“We’ve had no problems getting it seeded,” he said, adding that the seed is planted with a no-till drill. “Some people say they don’t have time for that. We spend way less time seeding cover crops than they do doing intense tillage.”
Helped develop program
Through his work with SWCDs, Cunningham was tapped to help develop the water quality certification effort.
The program took root in January 2012 when Gov. Mark Dayton, U.S. Department of Agriculture Secretary Tom Vilsack and then-administrator of the U.S. Environmental Protection Agency Lisa Jackson signed a memorandum of agreement for Minnesota to create an ag certainty program. Cunningham was one of 15 stakeholders to serve on a planning committee making recommendations for the program. That grassroots process led to a pilot project launched in four small Minnesota watersheds in 2013. A statewide voluntary program was launched recently.
Cunningham became the 111th producer in the state to be certified earlier this year and the number has climbed to 125 as of April, Frederickson said.
In the program, landowners and operators must complete an application, have an assessment of their conservation practices by their local SWCD office and then be verified by staff from the Minnesota Department of Agriculture to become certified.
The three-step process provides producers with a 10-year exemption from any new state or federal regulations that may be brought forth.
Cunningham said the certification process took him just three weeks. For other producers, the certification process could take months, perhaps years, especially if they have to implement projects.
He said when designing the program the planners didn’t want just no-till and cover crops to be the way for a person to get certified. Some of the other options now available are precision agriculture, grid sampling and variable application rates -- things Cunningham has also adopted.
‘Doing everything we can’
While the certification program offers a decade of protection from new regulations, Cunningham said that wasn’t why he applied.
“It seems to me if someone wants to say something bad about agriculture, there are a lot of people ready and willing to believe them,” he said. “If someone wants to say something good about agriculture, that takes proof. I can say our operation has been assessed and we are doing everything we can for water quality — that’s the primary reason I did it — and to maybe serve as a good example.”
Certified producers don’t receive any government payments by being in the program, but they can access USDA Regional Conservation Partnership Program funding to implement additional water quality projects.
“(Being in the process to become certified) makes an additional pool of money available for financial assistance for trying new things — constructing structures like water and sediment control basins, grassed waterways, riparian buffers and things like that,” Cunningham said. “It opens up opportunities if getting financial assistance is one of the things it’s going to take to change farming practices on a particular operation.”
Frederickson said the program now covers about 73,000 acres and he’s really pleased.
He said to improve water quality, it’s going be done” acre-by-acre, farm-by-farm, county-by-county and watershed-by-watershed.”
The commissioner said another 400 farms are “in the ready” to be certified, but the effort takes time to walk the land and work out agreements with producers.
He said the focus is on on southern and central Minnesota where nitrates are leaching into water supplies, rivers and lakes.
“We are all part of the problem and the solution,” Frederickson said.
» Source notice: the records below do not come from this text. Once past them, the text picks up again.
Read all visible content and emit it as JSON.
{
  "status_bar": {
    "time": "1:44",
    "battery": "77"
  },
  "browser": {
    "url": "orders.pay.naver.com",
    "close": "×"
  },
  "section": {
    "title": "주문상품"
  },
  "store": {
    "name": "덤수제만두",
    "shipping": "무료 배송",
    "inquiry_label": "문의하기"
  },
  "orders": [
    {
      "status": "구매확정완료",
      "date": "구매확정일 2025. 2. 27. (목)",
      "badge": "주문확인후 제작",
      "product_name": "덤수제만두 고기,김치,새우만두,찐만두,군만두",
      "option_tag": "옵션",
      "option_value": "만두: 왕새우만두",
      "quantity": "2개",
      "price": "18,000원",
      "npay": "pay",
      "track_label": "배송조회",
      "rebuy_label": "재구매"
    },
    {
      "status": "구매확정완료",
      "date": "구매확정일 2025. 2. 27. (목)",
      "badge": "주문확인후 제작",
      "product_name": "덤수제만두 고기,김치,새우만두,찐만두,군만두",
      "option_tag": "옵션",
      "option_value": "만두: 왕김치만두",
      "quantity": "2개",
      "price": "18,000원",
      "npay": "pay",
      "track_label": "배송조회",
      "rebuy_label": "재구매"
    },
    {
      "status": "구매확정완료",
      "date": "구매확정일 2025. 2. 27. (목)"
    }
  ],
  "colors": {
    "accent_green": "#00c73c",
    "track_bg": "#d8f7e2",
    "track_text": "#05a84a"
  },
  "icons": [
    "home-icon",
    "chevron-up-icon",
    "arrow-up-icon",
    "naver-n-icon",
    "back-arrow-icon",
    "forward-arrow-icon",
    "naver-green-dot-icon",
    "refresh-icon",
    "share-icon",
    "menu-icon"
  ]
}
Being a headwater state for the Mississippi River and other major waterways, the problems start in Minnesota.
And the solutions can start here, too, he said.
As a former farmer himself, Frederickson realizes that producers “don’t like to be told what to do.”
“I get it, but a good defense is a good offense,” he said about the way to counteract the increasing calls to improve water quality for drinking and recreation.